o    Quality vs. more audience

o    Real news vs. puppy stories

o    While pushing for social media engagement and content going viral, how can we also avoid undermining our reporting and journalism skills?

·     Views on strengthening the news media business

o    Strengthening the media business: what makes the media business valuable? Reviewing successful start-ups – what can we learn from these innovators? From blogs to viable media business. (The “Tim Pool revolution”)

o    Monetizing via programmatic and native ads, using data driven business and editorial strategies

·     Views on the future of digital journalism

o    Over the 2 days we have seen discussions on wearables, sensors, AR, VR, mobile and video, the question is: what does it all mean for the media business, journalism and media business?

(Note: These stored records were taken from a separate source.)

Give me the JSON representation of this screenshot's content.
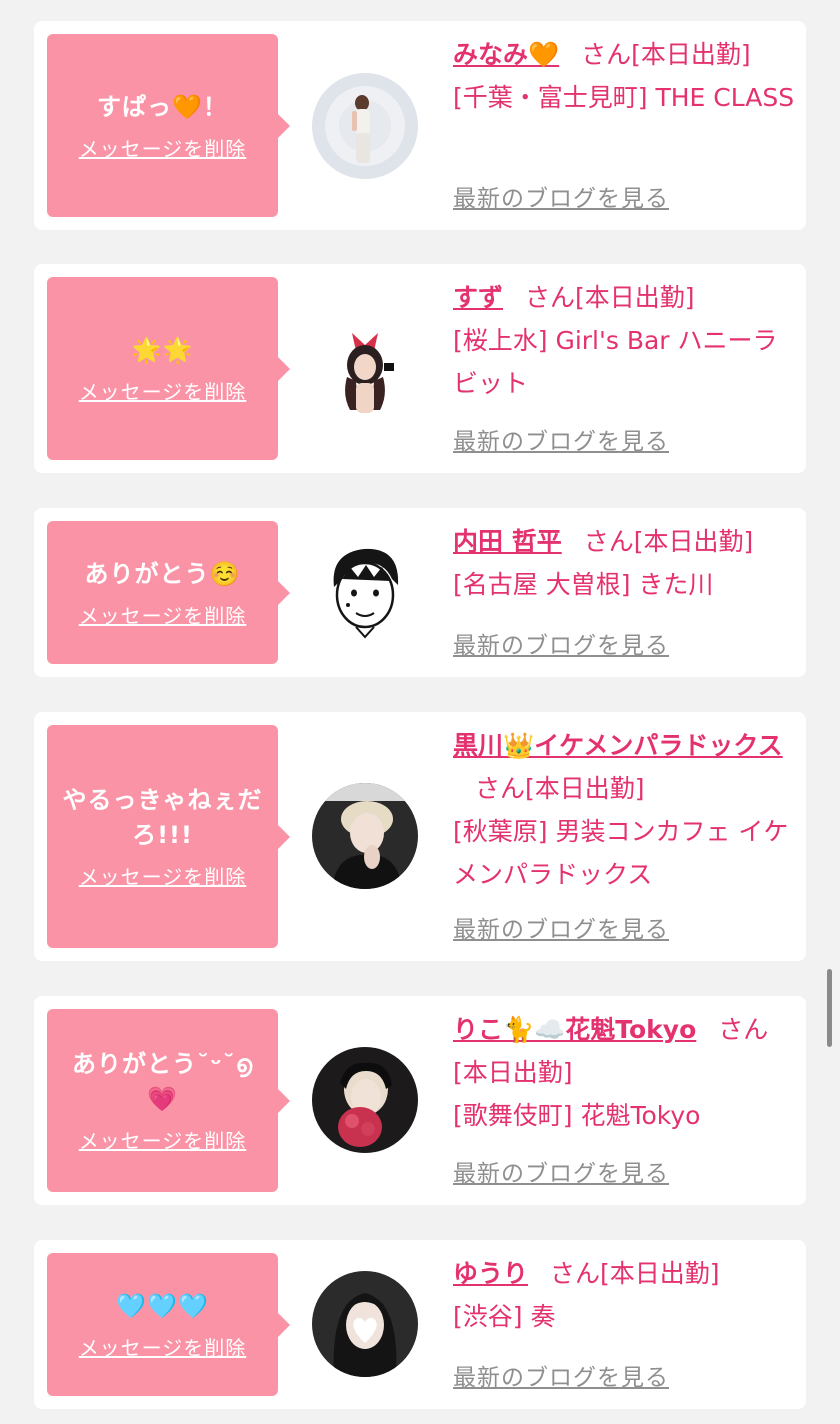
{
  "colors": {
    "background": "#f2f2f2",
    "bubble": "#fb93a6",
    "accent": "#e4316f",
    "link_gray": "#8f8f8f"
  },
  "common": {
    "delete_label": "メッセージを削除",
    "blog_label": "最新のブログを見る",
    "honorific": "さん[本日出勤]"
  },
  "messages": [
    {
      "message": "すぱっ🧡！",
      "name": "みなみ🧡",
      "location": "[千葉・富士見町] THE CLASS",
      "avatar": "photo-woman-white-outfit"
    },
    {
      "message": "🌟🌟",
      "name": "すず",
      "location": "[桜上水] Girl's Bar ハニーラビット",
      "avatar": "photo-woman-red-bow"
    },
    {
      "message": "ありがとう☺️",
      "name": "内田 哲平",
      "location": "[名古屋 大曽根] きた川",
      "avatar": "illustration-man-face"
    },
    {
      "message": "やるっきゃねぇだろ!!!",
      "name": "黒川👑イケメンパラドックス",
      "location": "[秋葉原] 男装コンカフェ イケメンパラドックス",
      "avatar": "photo-blonde-person"
    },
    {
      "message": "ありがとう˘ᵕ˘൭ 💗",
      "name": "りこ🐈☁️花魁Tokyo",
      "location": "[歌舞伎町] 花魁Tokyo",
      "avatar": "photo-woman-flowers"
    },
    {
      "message": "🩵🩵🩵",
      "name": "ゆうり",
      "location": "[渋谷] 奏",
      "avatar": "photo-woman-heart-mask"
    }
  ]
}
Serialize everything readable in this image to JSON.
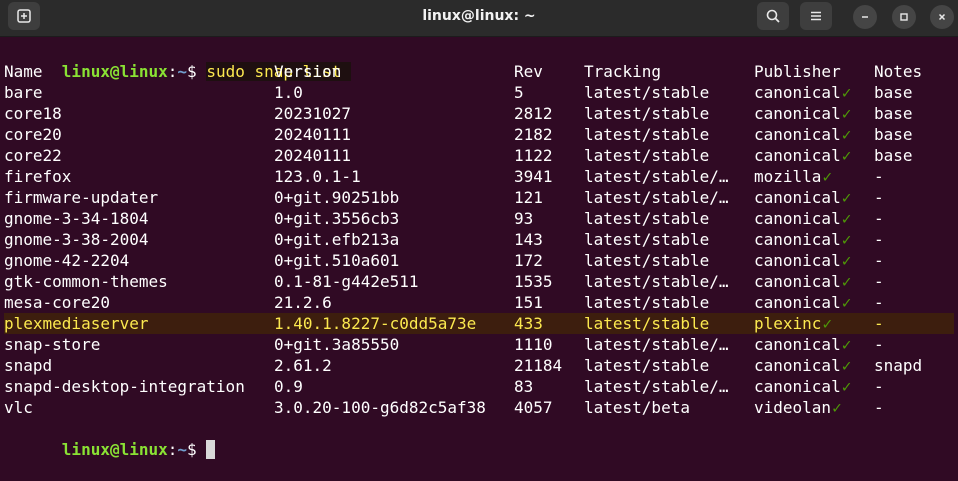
{
  "window": {
    "title": "linux@linux: ~"
  },
  "prompt": {
    "user": "linux@linux",
    "colon": ":",
    "path": "~",
    "dollar": "$ ",
    "command": "sudo snap list "
  },
  "table": {
    "headers": [
      "Name",
      "Version",
      "Rev",
      "Tracking",
      "Publisher",
      "Notes"
    ],
    "rows": [
      {
        "name": "bare",
        "version": "1.0",
        "rev": "5",
        "tracking": "latest/stable",
        "publisher": "canonical",
        "check": "✓",
        "notes": "base"
      },
      {
        "name": "core18",
        "version": "20231027",
        "rev": "2812",
        "tracking": "latest/stable",
        "publisher": "canonical",
        "check": "✓",
        "notes": "base"
      },
      {
        "name": "core20",
        "version": "20240111",
        "rev": "2182",
        "tracking": "latest/stable",
        "publisher": "canonical",
        "check": "✓",
        "notes": "base"
      },
      {
        "name": "core22",
        "version": "20240111",
        "rev": "1122",
        "tracking": "latest/stable",
        "publisher": "canonical",
        "check": "✓",
        "notes": "base"
      },
      {
        "name": "firefox",
        "version": "123.0.1-1",
        "rev": "3941",
        "tracking": "latest/stable/…",
        "publisher": "mozilla",
        "check": "✓",
        "notes": "-"
      },
      {
        "name": "firmware-updater",
        "version": "0+git.90251bb",
        "rev": "121",
        "tracking": "latest/stable/…",
        "publisher": "canonical",
        "check": "✓",
        "notes": "-"
      },
      {
        "name": "gnome-3-34-1804",
        "version": "0+git.3556cb3",
        "rev": "93",
        "tracking": "latest/stable",
        "publisher": "canonical",
        "check": "✓",
        "notes": "-"
      },
      {
        "name": "gnome-3-38-2004",
        "version": "0+git.efb213a",
        "rev": "143",
        "tracking": "latest/stable",
        "publisher": "canonical",
        "check": "✓",
        "notes": "-"
      },
      {
        "name": "gnome-42-2204",
        "version": "0+git.510a601",
        "rev": "172",
        "tracking": "latest/stable",
        "publisher": "canonical",
        "check": "✓",
        "notes": "-"
      },
      {
        "name": "gtk-common-themes",
        "version": "0.1-81-g442e511",
        "rev": "1535",
        "tracking": "latest/stable/…",
        "publisher": "canonical",
        "check": "✓",
        "notes": "-"
      },
      {
        "name": "mesa-core20",
        "version": "21.2.6",
        "rev": "151",
        "tracking": "latest/stable",
        "publisher": "canonical",
        "check": "✓",
        "notes": "-"
      },
      {
        "name": "plexmediaserver",
        "version": "1.40.1.8227-c0dd5a73e",
        "rev": "433",
        "tracking": "latest/stable",
        "publisher": "plexinc",
        "check": "✓",
        "notes": "-"
      },
      {
        "name": "snap-store",
        "version": "0+git.3a85550",
        "rev": "1110",
        "tracking": "latest/stable/…",
        "publisher": "canonical",
        "check": "✓",
        "notes": "-"
      },
      {
        "name": "snapd",
        "version": "2.61.2",
        "rev": "21184",
        "tracking": "latest/stable",
        "publisher": "canonical",
        "check": "✓",
        "notes": "snapd"
      },
      {
        "name": "snapd-desktop-integration",
        "version": "0.9",
        "rev": "83",
        "tracking": "latest/stable/…",
        "publisher": "canonical",
        "check": "✓",
        "notes": "-"
      },
      {
        "name": "vlc",
        "version": "3.0.20-100-g6d82c5af38",
        "rev": "4057",
        "tracking": "latest/beta",
        "publisher": "videolan",
        "check": "✓",
        "notes": "-"
      }
    ]
  },
  "colors": {
    "background": "#300a24",
    "prompt_user": "#8ae234",
    "prompt_path": "#729fcf",
    "highlight_text": "#fce94f",
    "check": "#4e9a06"
  }
}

o    As brands become more like content publishers and publishers are becoming more like agencies, what roles and functions each must fulfil in order for the industry to benefit from it? Are brands a real competition for publishers? How can these organizations work together for the benefit of all?






ETHAN KLAPPER, Global Social Media Editor, The Huffington Post

ETAN HOROWITZ, Senior Mobile Editor, CNN Digital

Jim Roberts, Executive Editor & Chief Content Officer, Mashable

ADAM NAJBERG, Asia Digital Editor, The Wall Street Journal


5:30 PM – 5:40 PM

Summary and closing remarks by Chairman.


5:40 PM

End of Summit. See you again next edition of DJW Summit!


Thank you for your participation and support!